Records:
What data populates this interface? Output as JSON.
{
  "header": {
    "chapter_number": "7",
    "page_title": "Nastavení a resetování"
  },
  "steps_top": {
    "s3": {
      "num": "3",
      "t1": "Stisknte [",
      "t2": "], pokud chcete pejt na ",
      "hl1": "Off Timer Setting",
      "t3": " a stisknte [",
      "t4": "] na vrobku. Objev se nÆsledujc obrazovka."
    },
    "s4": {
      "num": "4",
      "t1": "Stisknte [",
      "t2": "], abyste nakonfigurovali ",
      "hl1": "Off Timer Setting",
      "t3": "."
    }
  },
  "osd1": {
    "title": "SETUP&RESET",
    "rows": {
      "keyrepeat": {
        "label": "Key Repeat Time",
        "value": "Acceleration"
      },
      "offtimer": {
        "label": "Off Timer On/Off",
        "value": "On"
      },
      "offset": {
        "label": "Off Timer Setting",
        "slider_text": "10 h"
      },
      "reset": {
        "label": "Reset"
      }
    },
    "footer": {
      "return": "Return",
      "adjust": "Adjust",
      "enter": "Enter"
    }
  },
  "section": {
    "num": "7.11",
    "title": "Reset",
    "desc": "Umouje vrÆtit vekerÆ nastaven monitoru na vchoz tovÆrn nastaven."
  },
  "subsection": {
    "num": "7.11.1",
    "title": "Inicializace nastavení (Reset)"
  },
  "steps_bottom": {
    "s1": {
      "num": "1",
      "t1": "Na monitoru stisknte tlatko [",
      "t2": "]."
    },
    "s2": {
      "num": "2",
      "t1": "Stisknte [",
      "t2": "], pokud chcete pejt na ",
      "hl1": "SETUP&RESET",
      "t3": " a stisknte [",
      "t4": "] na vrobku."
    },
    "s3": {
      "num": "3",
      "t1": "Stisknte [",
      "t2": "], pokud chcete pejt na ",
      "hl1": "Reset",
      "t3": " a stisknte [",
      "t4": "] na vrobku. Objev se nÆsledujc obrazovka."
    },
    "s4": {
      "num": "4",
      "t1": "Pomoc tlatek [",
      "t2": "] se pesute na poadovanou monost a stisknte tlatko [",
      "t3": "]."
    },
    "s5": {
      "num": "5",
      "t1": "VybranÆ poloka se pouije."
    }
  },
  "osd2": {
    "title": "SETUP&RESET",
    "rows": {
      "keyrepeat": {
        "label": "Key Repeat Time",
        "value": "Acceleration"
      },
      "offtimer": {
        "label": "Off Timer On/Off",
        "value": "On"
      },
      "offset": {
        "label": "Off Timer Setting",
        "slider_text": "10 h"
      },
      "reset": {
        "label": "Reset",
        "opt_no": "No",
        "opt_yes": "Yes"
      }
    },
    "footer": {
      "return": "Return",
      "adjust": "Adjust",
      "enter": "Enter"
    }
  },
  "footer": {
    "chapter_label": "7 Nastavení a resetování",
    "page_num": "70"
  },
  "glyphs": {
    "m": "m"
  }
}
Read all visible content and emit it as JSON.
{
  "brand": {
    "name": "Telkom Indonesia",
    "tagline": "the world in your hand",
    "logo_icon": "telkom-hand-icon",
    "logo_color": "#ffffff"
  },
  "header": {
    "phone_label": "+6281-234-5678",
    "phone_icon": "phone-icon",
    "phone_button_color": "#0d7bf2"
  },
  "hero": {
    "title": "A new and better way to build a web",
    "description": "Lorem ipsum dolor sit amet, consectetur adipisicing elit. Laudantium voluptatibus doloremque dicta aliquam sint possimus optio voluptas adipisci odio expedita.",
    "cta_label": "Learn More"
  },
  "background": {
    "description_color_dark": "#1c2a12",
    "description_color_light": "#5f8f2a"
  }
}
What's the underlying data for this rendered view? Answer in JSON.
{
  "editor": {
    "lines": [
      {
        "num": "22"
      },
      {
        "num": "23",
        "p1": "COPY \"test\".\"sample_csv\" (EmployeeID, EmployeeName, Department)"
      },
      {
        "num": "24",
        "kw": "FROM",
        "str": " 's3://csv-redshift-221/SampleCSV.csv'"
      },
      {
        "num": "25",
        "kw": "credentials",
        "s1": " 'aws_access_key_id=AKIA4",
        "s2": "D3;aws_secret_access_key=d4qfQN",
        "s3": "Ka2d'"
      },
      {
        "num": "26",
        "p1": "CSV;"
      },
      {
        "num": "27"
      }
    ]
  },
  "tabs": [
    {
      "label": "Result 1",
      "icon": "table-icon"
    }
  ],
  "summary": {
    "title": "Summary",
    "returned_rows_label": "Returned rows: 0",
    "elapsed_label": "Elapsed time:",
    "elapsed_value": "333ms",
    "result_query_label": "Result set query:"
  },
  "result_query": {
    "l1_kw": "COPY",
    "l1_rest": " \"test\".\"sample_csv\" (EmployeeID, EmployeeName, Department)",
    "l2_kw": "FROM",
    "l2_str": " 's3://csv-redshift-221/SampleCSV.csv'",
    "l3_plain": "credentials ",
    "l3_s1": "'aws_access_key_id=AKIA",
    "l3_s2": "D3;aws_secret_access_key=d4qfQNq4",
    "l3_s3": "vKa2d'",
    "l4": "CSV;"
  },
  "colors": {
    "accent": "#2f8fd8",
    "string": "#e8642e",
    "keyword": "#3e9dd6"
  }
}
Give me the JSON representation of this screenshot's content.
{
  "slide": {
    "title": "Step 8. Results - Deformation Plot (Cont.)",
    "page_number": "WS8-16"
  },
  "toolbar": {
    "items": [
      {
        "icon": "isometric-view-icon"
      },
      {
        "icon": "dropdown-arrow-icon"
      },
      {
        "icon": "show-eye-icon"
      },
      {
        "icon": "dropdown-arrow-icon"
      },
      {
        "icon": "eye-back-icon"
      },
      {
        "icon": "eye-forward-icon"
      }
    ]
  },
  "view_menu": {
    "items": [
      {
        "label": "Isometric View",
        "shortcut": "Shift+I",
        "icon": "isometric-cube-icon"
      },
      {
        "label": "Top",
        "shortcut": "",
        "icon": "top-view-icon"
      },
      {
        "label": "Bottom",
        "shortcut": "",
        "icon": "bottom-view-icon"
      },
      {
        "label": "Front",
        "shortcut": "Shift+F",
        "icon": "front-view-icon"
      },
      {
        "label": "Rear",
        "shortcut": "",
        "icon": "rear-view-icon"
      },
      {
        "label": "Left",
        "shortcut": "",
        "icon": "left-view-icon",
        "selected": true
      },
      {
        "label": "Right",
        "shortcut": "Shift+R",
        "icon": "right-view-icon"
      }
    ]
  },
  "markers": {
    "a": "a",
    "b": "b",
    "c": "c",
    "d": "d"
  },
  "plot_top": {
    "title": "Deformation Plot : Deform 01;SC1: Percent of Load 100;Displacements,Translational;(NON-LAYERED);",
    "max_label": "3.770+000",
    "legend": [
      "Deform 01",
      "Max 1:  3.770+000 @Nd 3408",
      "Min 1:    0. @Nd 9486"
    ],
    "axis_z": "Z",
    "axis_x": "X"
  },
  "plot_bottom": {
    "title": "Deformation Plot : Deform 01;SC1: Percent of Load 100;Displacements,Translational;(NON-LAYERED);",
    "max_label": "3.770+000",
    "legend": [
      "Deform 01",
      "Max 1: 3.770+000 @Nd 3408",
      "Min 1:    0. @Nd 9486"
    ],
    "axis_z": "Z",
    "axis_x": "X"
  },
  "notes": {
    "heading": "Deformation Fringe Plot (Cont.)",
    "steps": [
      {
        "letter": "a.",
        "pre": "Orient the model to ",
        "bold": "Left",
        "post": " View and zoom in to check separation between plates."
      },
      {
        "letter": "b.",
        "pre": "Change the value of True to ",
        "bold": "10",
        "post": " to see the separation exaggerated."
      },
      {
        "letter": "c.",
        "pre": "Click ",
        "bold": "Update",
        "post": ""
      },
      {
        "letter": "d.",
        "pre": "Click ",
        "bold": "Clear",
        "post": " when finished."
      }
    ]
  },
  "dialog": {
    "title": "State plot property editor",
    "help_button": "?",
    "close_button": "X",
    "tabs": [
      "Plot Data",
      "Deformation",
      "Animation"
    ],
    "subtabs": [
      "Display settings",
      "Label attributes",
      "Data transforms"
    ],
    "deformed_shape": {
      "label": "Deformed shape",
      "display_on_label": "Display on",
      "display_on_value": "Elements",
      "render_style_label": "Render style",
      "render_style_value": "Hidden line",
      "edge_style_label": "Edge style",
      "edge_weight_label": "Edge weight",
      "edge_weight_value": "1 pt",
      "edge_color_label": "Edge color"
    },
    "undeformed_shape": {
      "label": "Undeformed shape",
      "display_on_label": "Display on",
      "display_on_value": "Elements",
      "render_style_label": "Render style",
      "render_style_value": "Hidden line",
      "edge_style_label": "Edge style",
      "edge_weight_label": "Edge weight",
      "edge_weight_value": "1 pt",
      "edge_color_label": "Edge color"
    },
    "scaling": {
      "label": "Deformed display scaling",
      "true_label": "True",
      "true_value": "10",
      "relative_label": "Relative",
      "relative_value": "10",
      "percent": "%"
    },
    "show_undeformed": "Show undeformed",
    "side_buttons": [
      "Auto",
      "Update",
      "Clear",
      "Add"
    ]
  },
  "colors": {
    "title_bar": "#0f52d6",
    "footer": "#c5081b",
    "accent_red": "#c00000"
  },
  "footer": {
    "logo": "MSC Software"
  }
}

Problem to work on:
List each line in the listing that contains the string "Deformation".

Answer section:
    "title": "Step 8. Results - Deformation Plot (Cont.)",
    "title": "Deformation Plot : Deform 01;SC1: Percent of Load 100;Displacements,Translational;(NON-LAYERED);",
    "title": "Deformation Plot : Deform 01;SC1: Percent of Load 100;Displacements,Translational;(NON-LAYERED);",
    "heading": "Deformation Fringe Plot (Cont.)",
      "Deformation",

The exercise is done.